*WHAT IS NEEDED*.
Below are records to repeat exactly; copy them without the pictures.

Page and application data records:
.....

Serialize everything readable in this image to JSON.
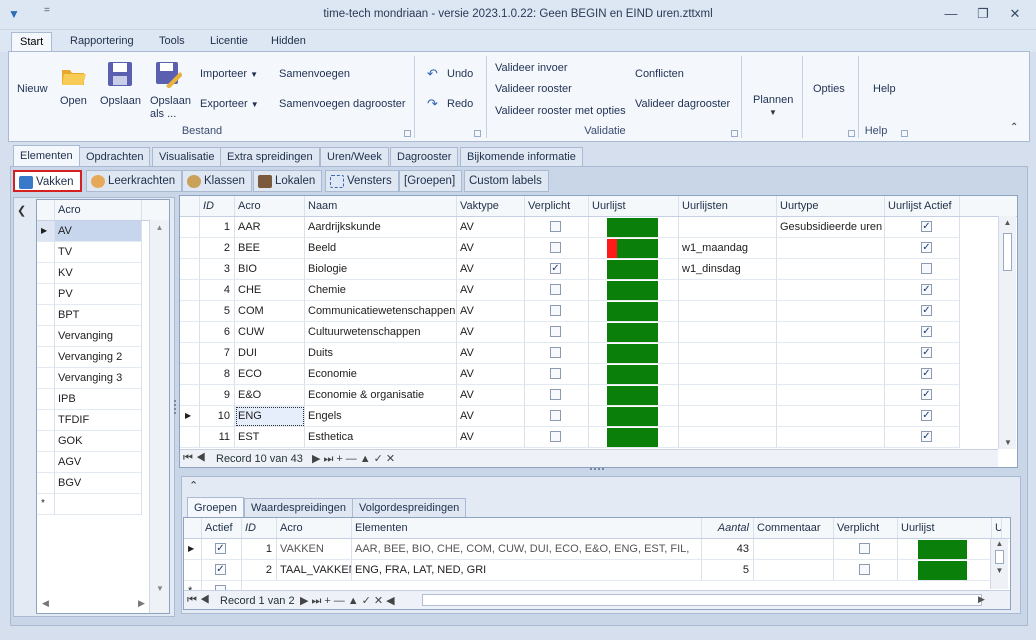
{
  "window": {
    "title": "time-tech mondriaan - versie 2023.1.0.22: Geen BEGIN en EIND uren.zttxml",
    "qat_icon": "chevron-down-icon",
    "qat_extra": "="
  },
  "ribbon_tabs": [
    "Start",
    "Rapportering",
    "Tools",
    "Licentie",
    "Hidden"
  ],
  "ribbon": {
    "nieuw": "Nieuw",
    "open": "Open",
    "opslaan": "Opslaan",
    "opslaan_als": "Opslaan als ...",
    "importeer": "Importeer",
    "exporteer": "Exporteer",
    "samenvoegen": "Samenvoegen",
    "samenvoegen_dag": "Samenvoegen dagrooster",
    "bestand": "Bestand",
    "undo": "Undo",
    "redo": "Redo",
    "val_invoer": "Valideer invoer",
    "val_rooster": "Valideer rooster",
    "val_opties": "Valideer rooster met opties",
    "conflicten": "Conflicten",
    "val_dag": "Valideer dagrooster",
    "validatie": "Validatie",
    "plannen": "Plannen",
    "opties": "Opties",
    "help": "Help",
    "help_group": "Help"
  },
  "main_tabs": [
    "Elementen",
    "Opdrachten",
    "Visualisatie",
    "Extra spreidingen",
    "Uren/Week",
    "Dagrooster",
    "Bijkomende informatie"
  ],
  "sub_tabs": [
    "Vakken",
    "Leerkrachten",
    "Klassen",
    "Lokalen",
    "Vensters",
    "[Groepen]",
    "Custom labels"
  ],
  "left_list": {
    "header": "Acro",
    "items": [
      "AV",
      "TV",
      "KV",
      "PV",
      "BPT",
      "Vervanging",
      "Vervanging 2",
      "Vervanging 3",
      "IPB",
      "TFDIF",
      "GOK",
      "AGV",
      "BGV"
    ],
    "new_row": "*"
  },
  "vakken": {
    "headers": [
      "ID",
      "Acro",
      "Naam",
      "Vaktype",
      "Verplicht",
      "Uurlijst",
      "Uurlijsten",
      "Uurtype",
      "Uurlijst Actief"
    ],
    "rows": [
      {
        "id": "1",
        "acro": "AAR",
        "naam": "Aardrijkskunde",
        "vaktype": "AV",
        "verplicht": false,
        "red": 0,
        "uurlijsten": "",
        "uurtype": "Gesubsidieerde uren",
        "actief": true
      },
      {
        "id": "2",
        "acro": "BEE",
        "naam": "Beeld",
        "vaktype": "AV",
        "verplicht": false,
        "red": 1,
        "uurlijsten": "w1_maandag",
        "uurtype": "",
        "actief": true
      },
      {
        "id": "3",
        "acro": "BIO",
        "naam": "Biologie",
        "vaktype": "AV",
        "verplicht": true,
        "red": 0,
        "uurlijsten": "w1_dinsdag",
        "uurtype": "",
        "actief": false
      },
      {
        "id": "4",
        "acro": "CHE",
        "naam": "Chemie",
        "vaktype": "AV",
        "verplicht": false,
        "red": 0,
        "uurlijsten": "",
        "uurtype": "",
        "actief": true
      },
      {
        "id": "5",
        "acro": "COM",
        "naam": "Communicatiewetenschappen",
        "vaktype": "AV",
        "verplicht": false,
        "red": 0,
        "uurlijsten": "",
        "uurtype": "",
        "actief": true
      },
      {
        "id": "6",
        "acro": "CUW",
        "naam": "Cultuurwetenschappen",
        "vaktype": "AV",
        "verplicht": false,
        "red": 0,
        "uurlijsten": "",
        "uurtype": "",
        "actief": true
      },
      {
        "id": "7",
        "acro": "DUI",
        "naam": "Duits",
        "vaktype": "AV",
        "verplicht": false,
        "red": 0,
        "uurlijsten": "",
        "uurtype": "",
        "actief": true
      },
      {
        "id": "8",
        "acro": "ECO",
        "naam": "Economie",
        "vaktype": "AV",
        "verplicht": false,
        "red": 0,
        "uurlijsten": "",
        "uurtype": "",
        "actief": true
      },
      {
        "id": "9",
        "acro": "E&O",
        "naam": "Economie & organisatie",
        "vaktype": "AV",
        "verplicht": false,
        "red": 0,
        "uurlijsten": "",
        "uurtype": "",
        "actief": true
      },
      {
        "id": "10",
        "acro": "ENG",
        "naam": "Engels",
        "vaktype": "AV",
        "verplicht": false,
        "red": 0,
        "uurlijsten": "",
        "uurtype": "",
        "actief": true
      },
      {
        "id": "11",
        "acro": "EST",
        "naam": "Esthetica",
        "vaktype": "AV",
        "verplicht": false,
        "red": 0,
        "uurlijsten": "",
        "uurtype": "",
        "actief": true
      }
    ],
    "record": "Record 10 van 43"
  },
  "bottom_tabs": [
    "Groepen",
    "Waardespreidingen",
    "Volgordespreidingen"
  ],
  "groepen": {
    "headers": [
      "Actief",
      "ID",
      "Acro",
      "Elementen",
      "Aantal",
      "Commentaar",
      "Verplicht",
      "Uurlijst",
      "U"
    ],
    "rows": [
      {
        "actief": true,
        "id": "1",
        "acro": "VAKKEN",
        "elementen": "AAR, BEE, BIO, CHE, COM, CUW, DUI, ECO, E&O, ENG, EST, FIL,",
        "aantal": "43",
        "commentaar": "",
        "verplicht": false
      },
      {
        "actief": true,
        "id": "2",
        "acro": "TAAL_VAKKEN",
        "elementen": "ENG, FRA, LAT, NED, GRI",
        "aantal": "5",
        "commentaar": "",
        "verplicht": false
      }
    ],
    "record": "Record 1 van 2"
  },
  "colors": {
    "green": "#0a800a",
    "red": "#ff1a1a",
    "highlight": "#d42020"
  }
}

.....

*COMPLETED EXERCISE*.
Serialize everything readable in this image to JSON.
{
  "window": {
    "title": "time-tech mondriaan - versie 2023.1.0.22: Geen BEGIN en EIND uren.zttxml",
    "qat_icon": "chevron-down-icon",
    "qat_extra": "="
  },
  "ribbon_tabs": [
    "Start",
    "Rapportering",
    "Tools",
    "Licentie",
    "Hidden"
  ],
  "ribbon": {
    "nieuw": "Nieuw",
    "open": "Open",
    "opslaan": "Opslaan",
    "opslaan_als": "Opslaan als ...",
    "importeer": "Importeer",
    "exporteer": "Exporteer",
    "samenvoegen": "Samenvoegen",
    "samenvoegen_dag": "Samenvoegen dagrooster",
    "bestand": "Bestand",
    "undo": "Undo",
    "redo": "Redo",
    "val_invoer": "Valideer invoer",
    "val_rooster": "Valideer rooster",
    "val_opties": "Valideer rooster met opties",
    "conflicten": "Conflicten",
    "val_dag": "Valideer dagrooster",
    "validatie": "Validatie",
    "plannen": "Plannen",
    "opties": "Opties",
    "help": "Help",
    "help_group": "Help"
  },
  "main_tabs": [
    "Elementen",
    "Opdrachten",
    "Visualisatie",
    "Extra spreidingen",
    "Uren/Week",
    "Dagrooster",
    "Bijkomende informatie"
  ],
  "sub_tabs": [
    "Vakken",
    "Leerkrachten",
    "Klassen",
    "Lokalen",
    "Vensters",
    "[Groepen]",
    "Custom labels"
  ],
  "left_list": {
    "header": "Acro",
    "items": [
      "AV",
      "TV",
      "KV",
      "PV",
      "BPT",
      "Vervanging",
      "Vervanging 2",
      "Vervanging 3",
      "IPB",
      "TFDIF",
      "GOK",
      "AGV",
      "BGV"
    ],
    "new_row": "*"
  },
  "vakken": {
    "headers": [
      "ID",
      "Acro",
      "Naam",
      "Vaktype",
      "Verplicht",
      "Uurlijst",
      "Uurlijsten",
      "Uurtype",
      "Uurlijst Actief"
    ],
    "rows": [
      {
        "id": "1",
        "acro": "AAR",
        "naam": "Aardrijkskunde",
        "vaktype": "AV",
        "verplicht": false,
        "red": 0,
        "uurlijsten": "",
        "uurtype": "Gesubsidieerde uren",
        "actief": true
      },
      {
        "id": "2",
        "acro": "BEE",
        "naam": "Beeld",
        "vaktype": "AV",
        "verplicht": false,
        "red": 1,
        "uurlijsten": "w1_maandag",
        "uurtype": "",
        "actief": true
      },
      {
        "id": "3",
        "acro": "BIO",
        "naam": "Biologie",
        "vaktype": "AV",
        "verplicht": true,
        "red": 0,
        "uurlijsten": "w1_dinsdag",
        "uurtype": "",
        "actief": false
      },
      {
        "id": "4",
        "acro": "CHE",
        "naam": "Chemie",
        "vaktype": "AV",
        "verplicht": false,
        "red": 0,
        "uurlijsten": "",
        "uurtype": "",
        "actief": true
      },
      {
        "id": "5",
        "acro": "COM",
        "naam": "Communicatiewetenschappen",
        "vaktype": "AV",
        "verplicht": false,
        "red": 0,
        "uurlijsten": "",
        "uurtype": "",
        "actief": true
      },
      {
        "id": "6",
        "acro": "CUW",
        "naam": "Cultuurwetenschappen",
        "vaktype": "AV",
        "verplicht": false,
        "red": 0,
        "uurlijsten": "",
        "uurtype": "",
        "actief": true
      },
      {
        "id": "7",
        "acro": "DUI",
        "naam": "Duits",
        "vaktype": "AV",
        "verplicht": false,
        "red": 0,
        "uurlijsten": "",
        "uurtype": "",
        "actief": true
      },
      {
        "id": "8",
        "acro": "ECO",
        "naam": "Economie",
        "vaktype": "AV",
        "verplicht": false,
        "red": 0,
        "uurlijsten": "",
        "uurtype": "",
        "actief": true
      },
      {
        "id": "9",
        "acro": "E&O",
        "naam": "Economie & organisatie",
        "vaktype": "AV",
        "verplicht": false,
        "red": 0,
        "uurlijsten": "",
        "uurtype": "",
        "actief": true
      },
      {
        "id": "10",
        "acro": "ENG",
        "naam": "Engels",
        "vaktype": "AV",
        "verplicht": false,
        "red": 0,
        "uurlijsten": "",
        "uurtype": "",
        "actief": true
      },
      {
        "id": "11",
        "acro": "EST",
        "naam": "Esthetica",
        "vaktype": "AV",
        "verplicht": false,
        "red": 0,
        "uurlijsten": "",
        "uurtype": "",
        "actief": true
      }
    ],
    "record": "Record 10 van 43"
  },
  "bottom_tabs": [
    "Groepen",
    "Waardespreidingen",
    "Volgordespreidingen"
  ],
  "groepen": {
    "headers": [
      "Actief",
      "ID",
      "Acro",
      "Elementen",
      "Aantal",
      "Commentaar",
      "Verplicht",
      "Uurlijst",
      "U"
    ],
    "rows": [
      {
        "actief": true,
        "id": "1",
        "acro": "VAKKEN",
        "elementen": "AAR, BEE, BIO, CHE, COM, CUW, DUI, ECO, E&O, ENG, EST, FIL,",
        "aantal": "43",
        "commentaar": "",
        "verplicht": false
      },
      {
        "actief": true,
        "id": "2",
        "acro": "TAAL_VAKKEN",
        "elementen": "ENG, FRA, LAT, NED, GRI",
        "aantal": "5",
        "commentaar": "",
        "verplicht": false
      }
    ],
    "record": "Record 1 van 2"
  },
  "colors": {
    "green": "#0a800a",
    "red": "#ff1a1a",
    "highlight": "#d42020"
  }
}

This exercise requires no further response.